As Washington proved time and again in recent weeks, lemon populism is a remarkably unrewarding phenomenon. Populism has long been an outlet for popular anger and on occasion a constructive one. But while the latest bonuses made Americans plenty mad—even President Obama declared, "I'm as angry as anybody"—the whole AIG episode was more deflating than energizing. After pouring billions down the rathole, Americans think Paul Lynde was right—the rats are winning.
The bitterest aspect of lemon populism is that—like lemon socialism—it does little to address the core problems that make people upset and comes at the cost of real efforts to help the little guy. The political panic that consumed Washington this past month did more to rattle the masses than assuage them. Until Obama put out the fire, the House rush to pass an AIG tax it knew could not pass constitutional muster simultaneously raised private sector fears that government would overreach and the general public's fears that government would be powerless to act in time of crisis.

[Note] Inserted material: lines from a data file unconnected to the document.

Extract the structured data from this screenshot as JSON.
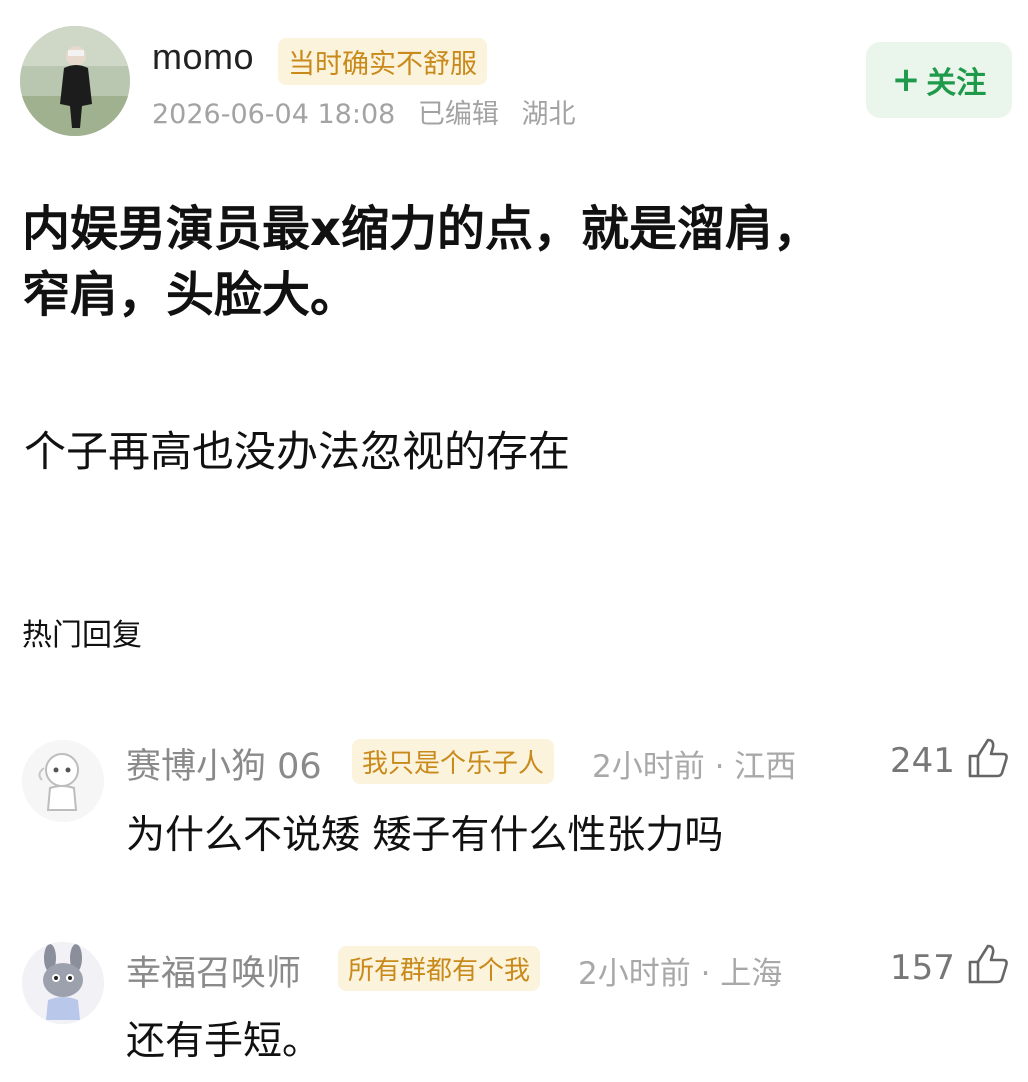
{
  "post": {
    "username": "momo",
    "user_tag": "当时确实不舒服",
    "date": "2026-06-04 18:08",
    "edited": "已编辑",
    "location": "湖北",
    "follow_label": "关注",
    "headline_line1": "内娱男演员最x缩力的点，就是溜肩，",
    "headline_line2": "窄肩，头脸大。",
    "body": "个子再高也没办法忽视的存在"
  },
  "replies_section": {
    "title": "热门回复",
    "comments": [
      {
        "name": "赛博小狗 06",
        "tag": "我只是个乐子人",
        "time": "2小时前 · 江西",
        "likes": "241",
        "text": "为什么不说矮 矮子有什么性张力吗"
      },
      {
        "name": "幸福召唤师",
        "tag": "所有群都有个我",
        "time": "2小时前 · 上海",
        "likes": "157",
        "text": "还有手短。"
      }
    ]
  },
  "colors": {
    "follow_green": "#1f9a4a",
    "follow_bg": "#eaf6ec",
    "tag_text": "#c98a1c",
    "tag_bg": "#fbf3dc"
  }
}
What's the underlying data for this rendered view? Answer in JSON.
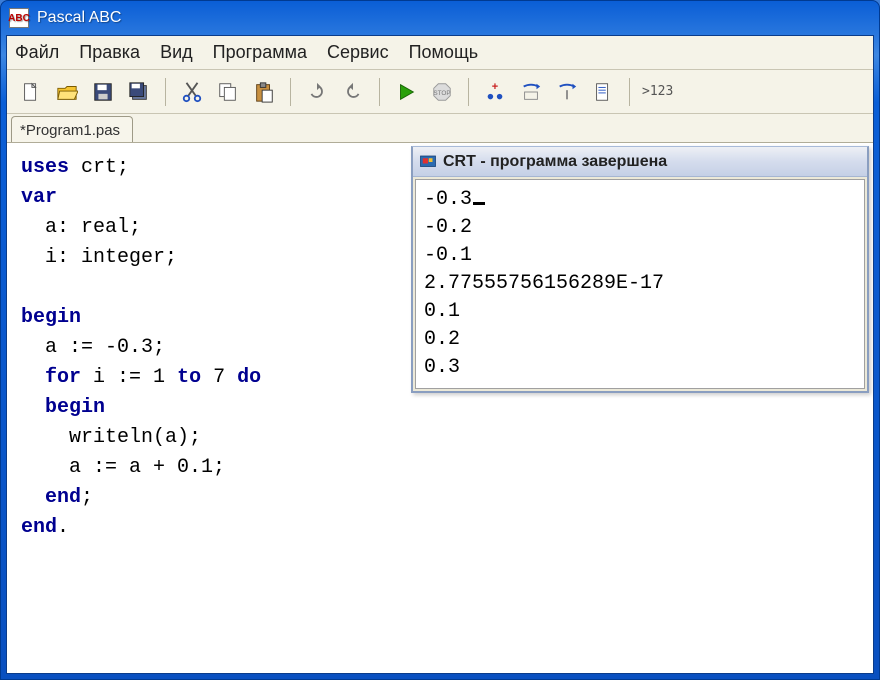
{
  "app": {
    "title": "Pascal ABC",
    "icon_label": "ABC"
  },
  "menu": {
    "items": [
      "Файл",
      "Правка",
      "Вид",
      "Программа",
      "Сервис",
      "Помощь"
    ]
  },
  "toolbar": {
    "buttons": [
      "new-file-icon",
      "open-file-icon",
      "save-icon",
      "save-all-icon",
      "cut-icon",
      "copy-icon",
      "paste-icon",
      "undo-icon",
      "redo-icon",
      "run-icon",
      "stop-icon",
      "step-over-icon",
      "step-into-icon",
      "step-out-icon",
      "breakpoint-icon",
      "goto-line-icon"
    ],
    "goto_label": ">123"
  },
  "tabs": {
    "items": [
      {
        "label": "*Program1.pas"
      }
    ]
  },
  "code": {
    "tokens": {
      "uses": "uses",
      "crt": "crt",
      "var": "var",
      "a_decl": "a: real;",
      "i_decl": "i: integer;",
      "begin": "begin",
      "a_assign": "a := -0.3;",
      "for": "for",
      "for_rest": "i := 1",
      "to": "to",
      "seven": "7",
      "do": "do",
      "begin2": "begin",
      "writeln": "writeln(a);",
      "a_inc": "a := a + 0.1;",
      "end1": "end",
      "end2": "end",
      "semi": ";",
      "dot": "."
    }
  },
  "crt": {
    "title": "CRT - программа завершена",
    "output": [
      "-0.3",
      "-0.2",
      "-0.1",
      "2.77555756156289E-17",
      "0.1",
      "0.2",
      "0.3"
    ]
  }
}
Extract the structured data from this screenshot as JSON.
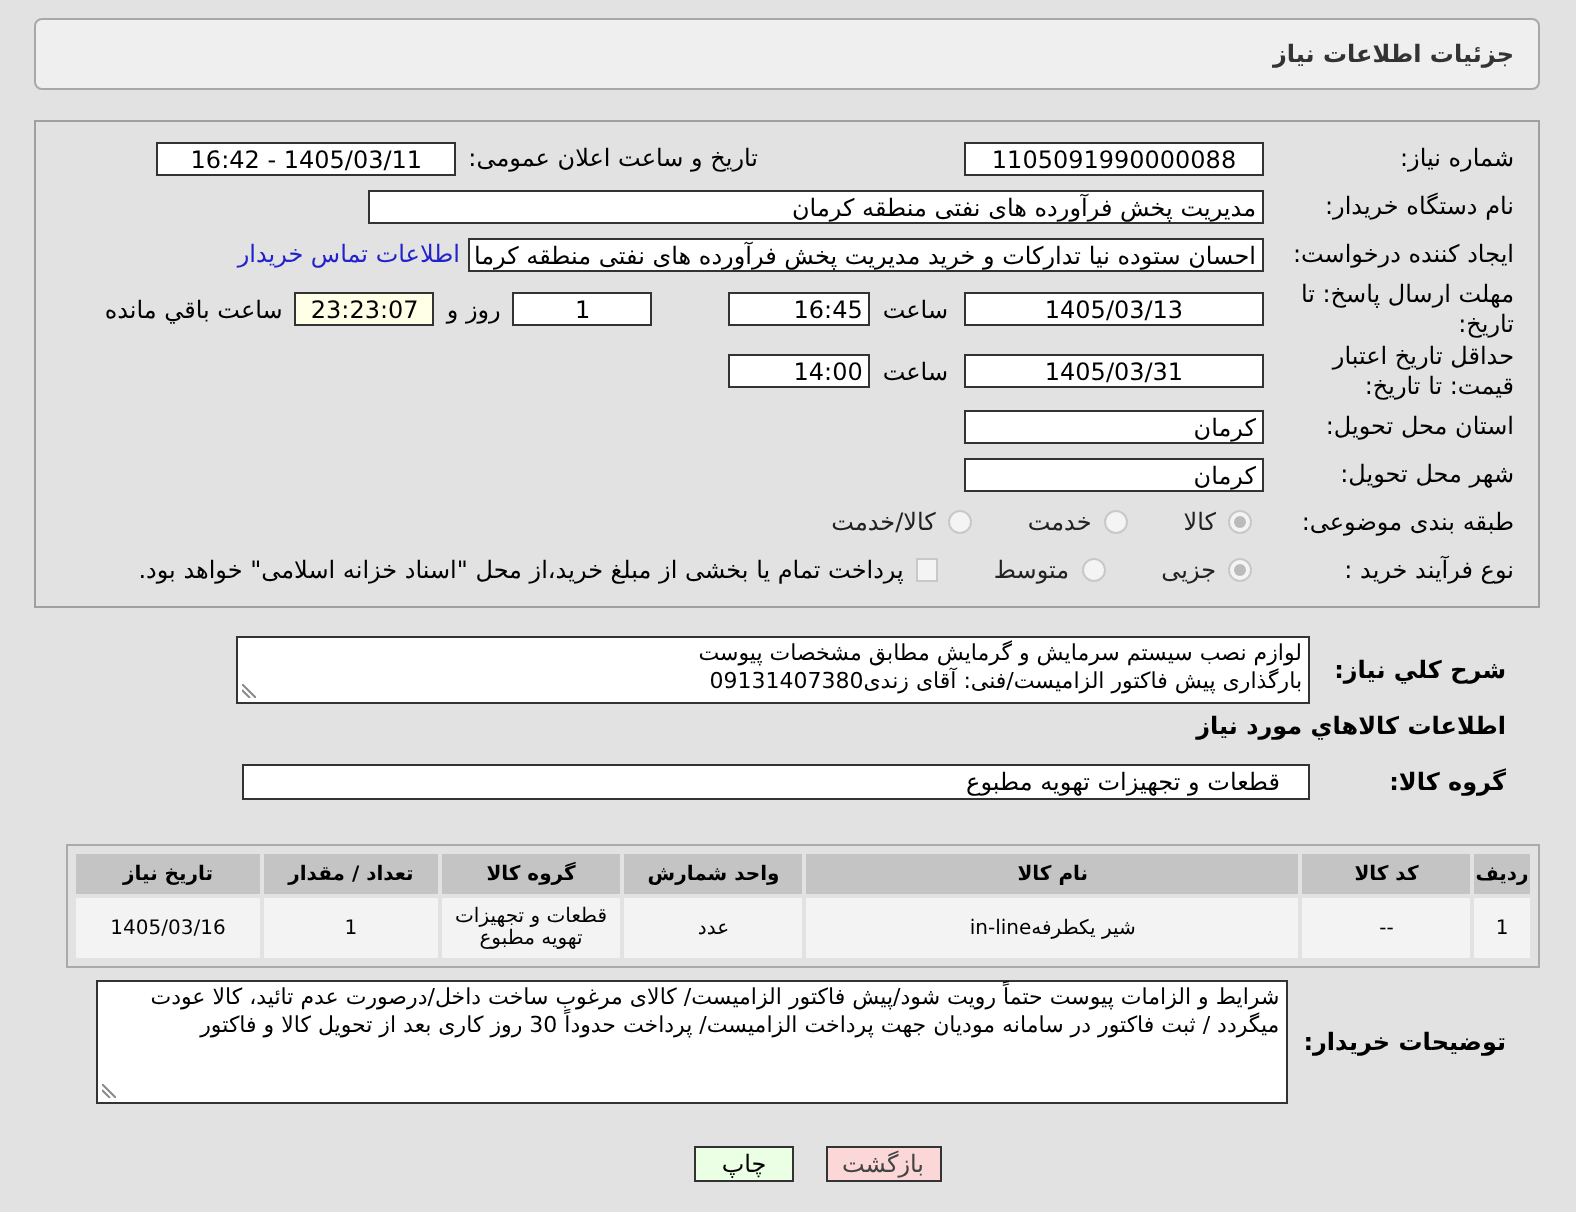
{
  "header": {
    "title": "جزئیات اطلاعات نیاز"
  },
  "form": {
    "need_number": {
      "label": "شماره نیاز:",
      "value": "1105091990000088"
    },
    "announce": {
      "label": "تاریخ و ساعت اعلان عمومی:",
      "value": "1405/03/11 - 16:42"
    },
    "buyer_org": {
      "label": "نام دستگاه خریدار:",
      "value": "مدیریت پخش فرآورده های نفتی منطقه کرمان"
    },
    "creator": {
      "label": "ایجاد کننده درخواست:",
      "value": "احسان  ستوده نیا  تدارکات و خرید  مدیریت پخش فرآورده های نفتی منطقه کرما",
      "link": "اطلاعات تماس خریدار"
    },
    "deadline": {
      "label": "مهلت ارسال پاسخ: تا تاریخ:",
      "date": "1405/03/13",
      "time_label": "ساعت",
      "time": "16:45",
      "days": "1",
      "days_label": "روز و",
      "remaining": "23:23:07",
      "remaining_label": "ساعت باقي مانده"
    },
    "validity": {
      "label": "حداقل تاریخ اعتبار قیمت: تا تاریخ:",
      "date": "1405/03/31",
      "time_label": "ساعت",
      "time": "14:00"
    },
    "province": {
      "label": "استان محل تحویل:",
      "value": "کرمان"
    },
    "city": {
      "label": "شهر محل تحویل:",
      "value": "کرمان"
    },
    "category": {
      "label": "طبقه بندی موضوعی:",
      "options": [
        {
          "label": "کالا",
          "selected": true
        },
        {
          "label": "خدمت",
          "selected": false
        },
        {
          "label": "کالا/خدمت",
          "selected": false
        }
      ]
    },
    "process": {
      "label": "نوع فرآیند خرید :",
      "options": [
        {
          "label": "جزیی",
          "selected": true
        },
        {
          "label": "متوسط",
          "selected": false
        }
      ],
      "treasury": {
        "checked": false,
        "text": "پرداخت تمام یا بخشی از مبلغ خرید،از محل \"اسناد خزانه اسلامی\" خواهد بود."
      }
    }
  },
  "description": {
    "label": "شرح کلي نیاز:",
    "value": "لوازم نصب سیستم سرمایش و گرمایش مطابق مشخصات پیوست\nبارگذاری پیش فاکتور الزامیست/فنی: آقای زندی09131407380"
  },
  "goods": {
    "title": "اطلاعات کالاهاي مورد نیاز",
    "group_label": "گروه کالا:",
    "group": "قطعات و تجهیزات تهویه مطبوع",
    "table": {
      "columns": [
        "ردیف",
        "کد کالا",
        "نام کالا",
        "واحد شمارش",
        "گروه کالا",
        "تعداد / مقدار",
        "تاریخ نیاز"
      ],
      "rows": [
        [
          "1",
          "--",
          "شیر یکطرفهin-line",
          "عدد",
          "قطعات و تجهیزات تهویه مطبوع",
          "1",
          "1405/03/16"
        ]
      ]
    }
  },
  "buyer_notes": {
    "label": "توضیحات خریدار:",
    "value": "شرایط و الزامات پیوست حتماً رویت شود/پیش فاکتور الزامیست/ کالای مرغوب ساخت داخل/درصورت عدم تائید، کالا عودت میگردد / ثبت فاکتور در سامانه مودیان جهت پرداخت الزامیست/ پرداخت حدوداً 30 روز کاری بعد از تحویل کالا و فاکتور"
  },
  "buttons": [
    {
      "label": "بازگشت",
      "kind": "back"
    },
    {
      "label": "چاپ",
      "kind": "print"
    }
  ]
}
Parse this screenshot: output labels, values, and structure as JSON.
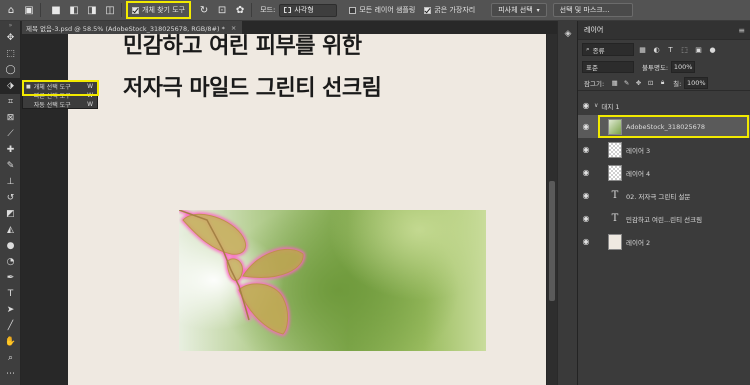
{
  "options_bar": {
    "object_finder_label": "개체 찾기 도구",
    "mode_label": "모드:",
    "mode_value": "사각형",
    "sample_all_layers_label": "모든 레이어 샘플링",
    "hard_edge_label": "굵은 가장자리",
    "subject_select_label": "피사체 선택",
    "select_mask_label": "선택 및 마스크..."
  },
  "document_tab": {
    "title": "제목 없음-3.psd @ 58.5% (AdobeStock_318025678, RGB/8#) *"
  },
  "tool_flyout": {
    "items": [
      {
        "label": "개체 선택 도구",
        "key": "W"
      },
      {
        "label": "빠른 선택 도구",
        "key": "W"
      },
      {
        "label": "자동 선택 도구",
        "key": "W"
      }
    ]
  },
  "canvas": {
    "line1": "민감하고 여린 피부를 위한",
    "line2": "저자극 마일드 그린티 선크림"
  },
  "layers_panel": {
    "tab": "레이어",
    "kind_filter": "종류",
    "blend_mode": "표준",
    "opacity_label": "불투명도:",
    "opacity_value": "100%",
    "lock_label": "잠그기:",
    "fill_label": "칠:",
    "fill_value": "100%",
    "layers": [
      {
        "name": "대지 1",
        "type": "group"
      },
      {
        "name": "AdobeStock_318025678",
        "type": "image",
        "selected": true
      },
      {
        "name": "레이어 3",
        "type": "pixel"
      },
      {
        "name": "레이어 4",
        "type": "pixel"
      },
      {
        "name": "02. 저자극 그린티 설문",
        "type": "text"
      },
      {
        "name": "민감하고 여린...린티 선크림",
        "type": "text"
      },
      {
        "name": "레이어 2",
        "type": "fill"
      }
    ]
  },
  "colors": {
    "highlight": "#f2ea00",
    "selection_glow": "#ff5ec4",
    "canvas_bg": "#efe9e1"
  }
}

Populist doubts about the high and mighty are deeply ingrained in the American character. We believe both in striving for success and in playing by the rules, and we are troubled when those ideals collide. We'd rather get rich than get even with the rich, but we insist on responsibility from all. Those competing desires have limited populism's impact as a political movement. Democratic attempts to exploit popular resentment against big institutions, like major corporations, often founder because the same populace feels a healthy skepticism toward other big institutions, like the government. Republican attempts to exploit populist anger toward government often flop when the public sees that the rich and powerful, not the little guy, stand to benefit.
The most successful populists have balanced Americans' dual passion for success and responsibility. Positive populism built on the hope that all Americans can get ahead stands a better chance of stirring the country to collective action than negative populism that depends on sustained anger and resentment. When Bill Clinton raised taxes on the wealthy, he never railed against success, always pointing out that he had nothing against the rich and wouldn't mind being rich himself. President Obama made a similar distinction in his press conference last week, insisting that we should hold those at the top responsible for playing by the rules but not "demonize every investor or entrepreneur who seeks to make a profit."
The trouble with lemon populism, like lemon socialism, is that it speaks to responsibility but can't find room for success. AIG deserves great scorn for helping bring on the financial crisis, then exploiting taxpayers who came to the rescue. But as the Treasury Department recognized in its plan on toxic assets, it will be impossible for banks and the economy to recover—or taxpayers to recoup our vast losses—without someone making money.
With a Newsweek cover story, an Economist lead editorial, and another what's-the-matter-with-the-masses column from Thomas Frank, populism has emerged as an elite obsession. At the grass roots, however, anger may well miss the elite's intended targets. This weekend, a Democratic legislator in Texas told me that one of his constituents actually showed up at a town hall meeting with a pitchfork. The man was hopping mad, all right—at how much the federal government was spending on the stimulus.
The clearest sign that the recent strain of populism may turn out to be a lemon is how quickly the GOP rushed to embrace it. Conservatives are now running attack ads against AIG bonuses—which is pretty rich, considering that the AIG bailout began under a conservative administration whose guiding economic theory was to reward risk and to lower taxes on high compensation. Republicans aren't running those ads to usher in a new era of equality; they want to poison the well against government action of any kind, from the economy to health care.
Congressional Republicans can do plenty of damage by posing as lemon populists. Still, Obama is better off to keep governing out of hope, not anger. Even when everything around us is coming up lemons, most Americans prefer leaders who can help us make lemonade.